Video Millions Labor in Pakistan's Informal Economy

The World Bank says that in Pakistan, roughly 70 percent work in the so-called informal sector, a part of the economy that is unregulated and untaxed. VOA's Sharon Behn reports from Islamabad on how the informal sector impact's the Pakistani economy.
Video

Video Passover Celebrates Liberation from Bondage

Jewish people around the world are celebrating Passover, a commemoration of their liberation from slavery in Egypt more than 3,300 years ago. According to scripture, God helped the Jews, led by Moses, escape bondage in Egypt and cross the Red Sea into the desert. Zlatica Hoke reports that the story of the Jewish Exodus resonates with other people trying to escape slave-like conditions.
Video

Video Police Pursue Hate Crime Charges Against Kansas Shooting Suspect

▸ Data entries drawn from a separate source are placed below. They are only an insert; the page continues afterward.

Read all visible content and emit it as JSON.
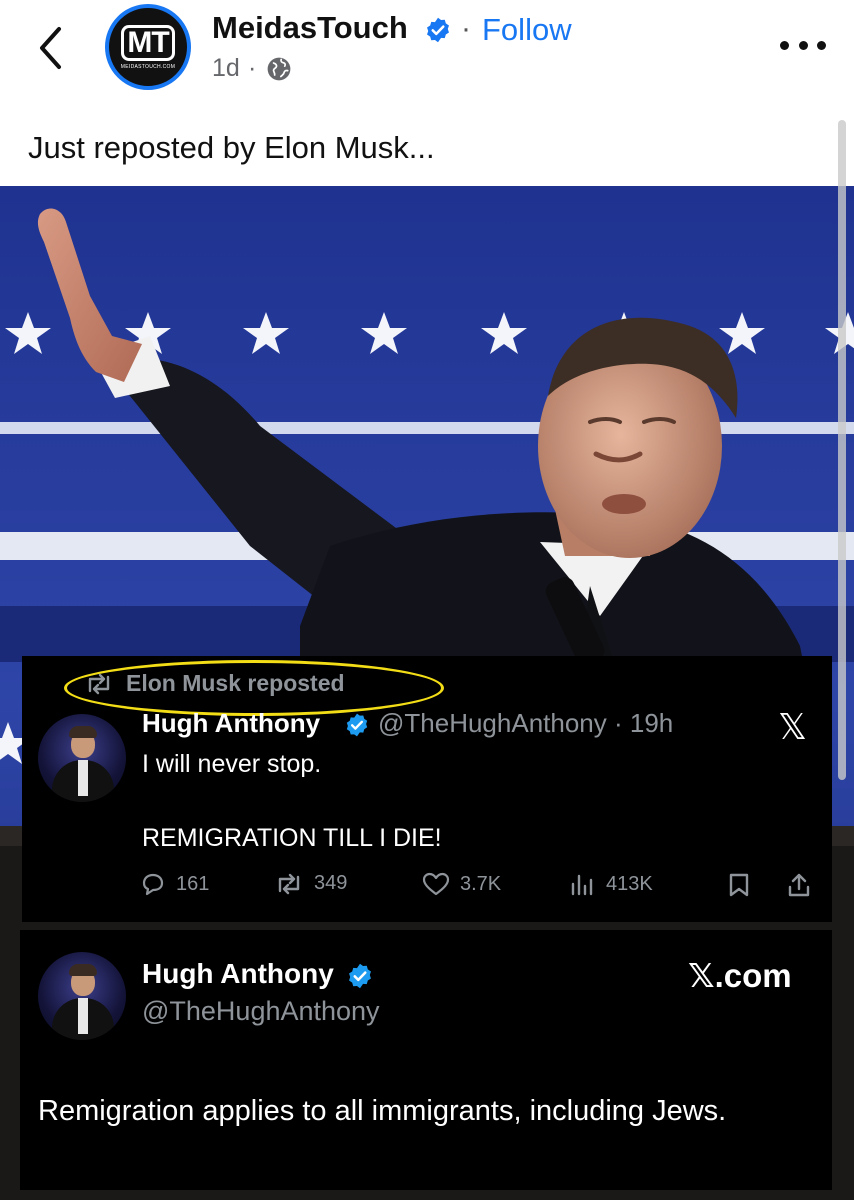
{
  "header": {
    "page_name": "MeidasTouch",
    "avatar_text": "MT",
    "avatar_subtext": "MEIDASTOUCH.COM",
    "follow_separator": "·",
    "follow_label": "Follow",
    "post_age": "1d",
    "time_separator": "·"
  },
  "post": {
    "caption": "Just reposted by Elon Musk..."
  },
  "tweet1": {
    "repost_label": "Elon Musk reposted",
    "author_name": "Hugh Anthony",
    "author_handle_time": "@TheHughAnthony · 19h",
    "x_logo": "𝕏",
    "line1": "I will never stop.",
    "line2": "REMIGRATION TILL I DIE!",
    "replies": "161",
    "reposts": "349",
    "likes": "3.7K",
    "views": "413K"
  },
  "tweet2": {
    "author_name": "Hugh Anthony",
    "author_handle": "@TheHughAnthony",
    "source": "𝕏.com",
    "body": "Remigration applies to all immigrants, including Jews."
  },
  "colors": {
    "facebook_blue": "#1877f2",
    "twitter_verified": "#1d9bf0",
    "highlight_yellow": "#f2dd16",
    "flag_blue": "#2a3fa0"
  },
  "icons": [
    "back-chevron-icon",
    "verified-badge-icon",
    "globe-icon",
    "more-dots-icon",
    "repost-icon",
    "reply-icon",
    "like-icon",
    "views-icon",
    "bookmark-icon",
    "share-icon"
  ]
}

Prosecutors are sifting through the evidence in the wake of Sunday’s shootings in a suburb of Kansas City, Missouri that left three people dead. A suspect in the shootings taken into custody is a white supremacist. As VOA’s Kane Farabaugh reports, he was well-known to law enforcement agencies and human rights groups alike.
Video

Video In Eastern Ukraine, Pro-unity Activists Emerge from Shadows

Amid the pro-Russian uprisings in eastern Ukraine, there is a large body of activists who support Ukrainian unity and reject Russian intervention. Their activities have remained largely underground, but they are preparing to take on their pro-Moscow opponents, as Henry Ridgwell reports from the eastern city of Donetsk.
Video

Video Basket Maker’s Skills Have World Reach

A prestigious craft show in the U.S. capital offers one-of-a-kind creations by more than 120 artists working in a variety of media. As VOA’s Julie Taboh reports from Washington, one artist lucky enough to be selected says sharing her skills with women overseas is just as significant.
Video

Video UN Report Urges Speedier Action to Avoid Climate Disaster

A new United Nations report says the world must switch from fossil fuels to cleaner energy sources to control the effects of climate change. The Intergovernmental Panel on Climate Change released the report (Sunday) following a meeting of scientists and government representatives in Berlin. The comprehensive review follows two recent IPCC reports that detail the certainty of climate change, its impacts and in this most recent report what to do about it. VOA’s Rosanne Skirble has the details.
AppleAndroid